That’s what makes “The Haunting” series and Mike Flanagan’s work so groundbreaking and rare. The story isn’t centered around the monsters or ghosts or supernatural. It’s about people dealing with and going through dramatic and/or traumatic events. It’s about how we cope with upsetting, frightening, and painful moments and events in our lives – we lock them up, throw them in a closet, and seek distractions or even turn it into a ghost. We are all haunted by something.
The Crain children of “Hill House” are all haunted to different extents by the events that lead to their mother’s death. In “Bly Manor,” Dani is haunted by survivor’s guilt and internalized homophobia; Henry (Henry Thomas) is also haunted by guilt; Peter Quint (Oliver Jackson-Cohen) is haunted by childhood abuse; and Miles and Flora (Benjamin Evan Ainsworth and Amelie Bea Smith) are struggling to exist in a world without their parents. “The Haunting” is about trauma and relationships. It’s also how humans deal with and overcome their trauma, which is why horror is the best genre for these types of stories.
In the second series, Flanagan and his team also expand on the idea of the ghost story from “Hill House.” Within the first series, the story is told from the perspective of the haunted: The Crain children, Mike, Shirley, Theo, Luke, and Nell. On one hand, “Bly Manor” is also about the haunted: Dani, Owen, Flora, Miles, and Henry. But it’s also about the haunters. Two of the nine episodes of “Bly Manor” are centered around specific ghosts of the manor: Hannah Grose (T’Nia Miller) in episode five and Viola Willoughby (Kate Siegel) in episode eight. Within this season of “The Haunting,” the haunted and haunters are given equal weight. Why? Because the ghosts were once people too. They had relationships, loved ones, and purpose. Some even still have lessons to learn. Their actions have merit and reasoning behind it. The antagonist for one story is the protagonist for another, after all. By including these character-centric episodes, the ghosts aren’t just “ghosts” that haunt the inhabitants of Bly Manor anymore – they’re fully drawn out characters that are just as complicated as the living ones. All in all, these ghosts have stories to tell and those stories are just as important as the stories of the living.

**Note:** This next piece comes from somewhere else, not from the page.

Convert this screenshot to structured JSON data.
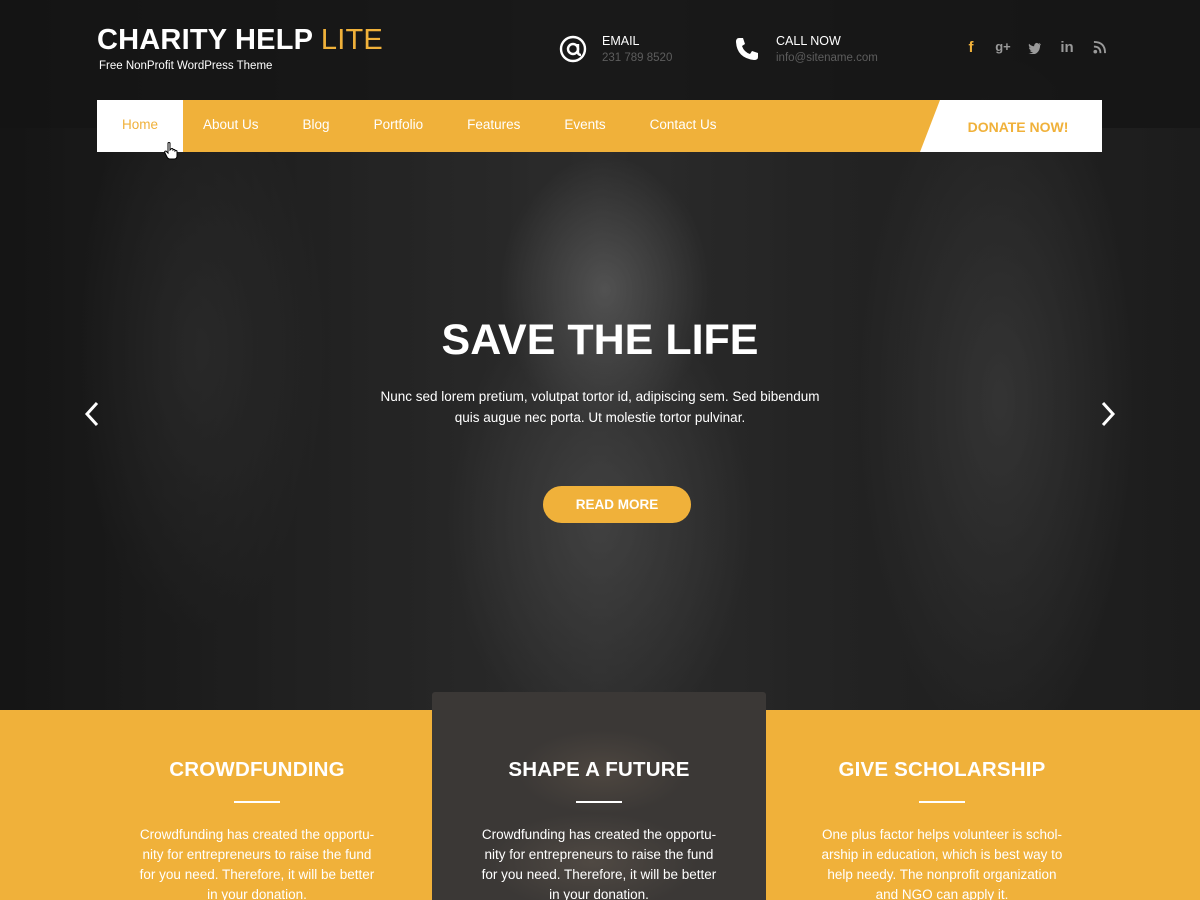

In the final episode of “Bly Manor,” a young woman tells the Narrator (Carla Gugino) that she described the story wrong. “You said it was a ghost story. It isn’t,” she says. “It’s a love story.” To which the Narrator smiles and states, “Same thing, really.” It is said that the test of a great horror story is if it works without the horror elements. Meaning, without the jump scares and monsters under the bed, would the story work? Or would it bore an audience? Basically, if the audience doesn’t care for the characters, they don’t care what happens to them. Fortunately, that’s never an option when it comes to “The Haunting.” Within both “Hill House” and “Bly Manor,” Mike Flanagan and his troupe of actors, writers, and directors, tell deeply human stories that aren’t dependent on the genre but are magnified and supported by it. And when one sees that, you truly understand that, yes, a ghost story, a powerful ghost story, is at its core. A beautiful love story after all.
Have you seen either “The Haunting of Hill House” or “The Haunting of Bly Manor” yet? If so, what do you think? Do you have any other recommendations for horror shows which people can stream right now? Let us know your thoughts in the comments section below or on our Twitter account.
You can follow Lauren and hear more of her thoughts on the Emmys and TV on Twitter at @laurenlamango